Bad Rabbit: Fast-Spreading Malware Threat Puts Businesses at Risk
Petya’s Latest Variant — Bad Rabbit — Leaves Companies in Shambles as It Spreads Worldwide; US Department of Homeland Security on Alert.
Early Wednesday morning, leading anti-virus security company, Avast, reported that the Bad Rabbit virus – a variant of Petya ransomware — had made its way to the US. Though specific breach details are difficult to come by, the US Department of Homeland Security (DHS) issued a warning about Bad Rabbit yesterday stating:
“US-CERT has received multiple reports of Bad Rabbit ransomware infections in many countries around the world. This suspected variant of Petya ransomware is malicious software that infects a computer and restricts user access to the infected machine until a ransom is paid to unlock it. US-CERT discourages individuals and organizations from paying the ransom, as this does not guarantee that access will be restored. Using unpatched and unsupported software may increase the risk of proliferation of cybersecurity threats, such as ransomware.”
DHS urged individuals and businesses to take notice and be vigilant in the face of this latest malware attack. To combat the threat, DHS is urging IT professionals to review US-CERT Alerts TA16-181A and TA17-132A, each of which describe recent ransomware events.
There is certainly no shortage of hacker activity as of late. Earlier this year, a ransomware variant called Petya spread across North America hitting corporate giants like Merck and FedEx. The virus is so serious that some affected companies we’re faced with the fact that their data was simply not recoverable. In fact, FedEx and other affected companies faced material financial impact in light of the attack.
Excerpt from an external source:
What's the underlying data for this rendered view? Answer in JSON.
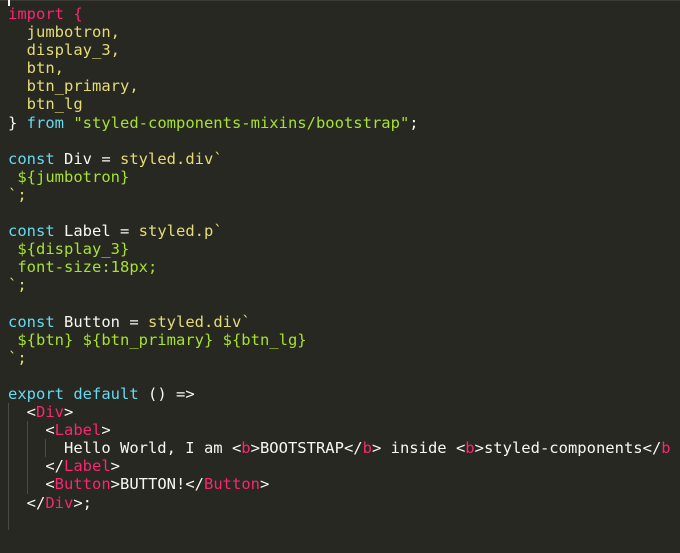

Merck also experienced financial losses of over $275 million, prompting many businesses to take a second look at cybersecurity insurance strategies.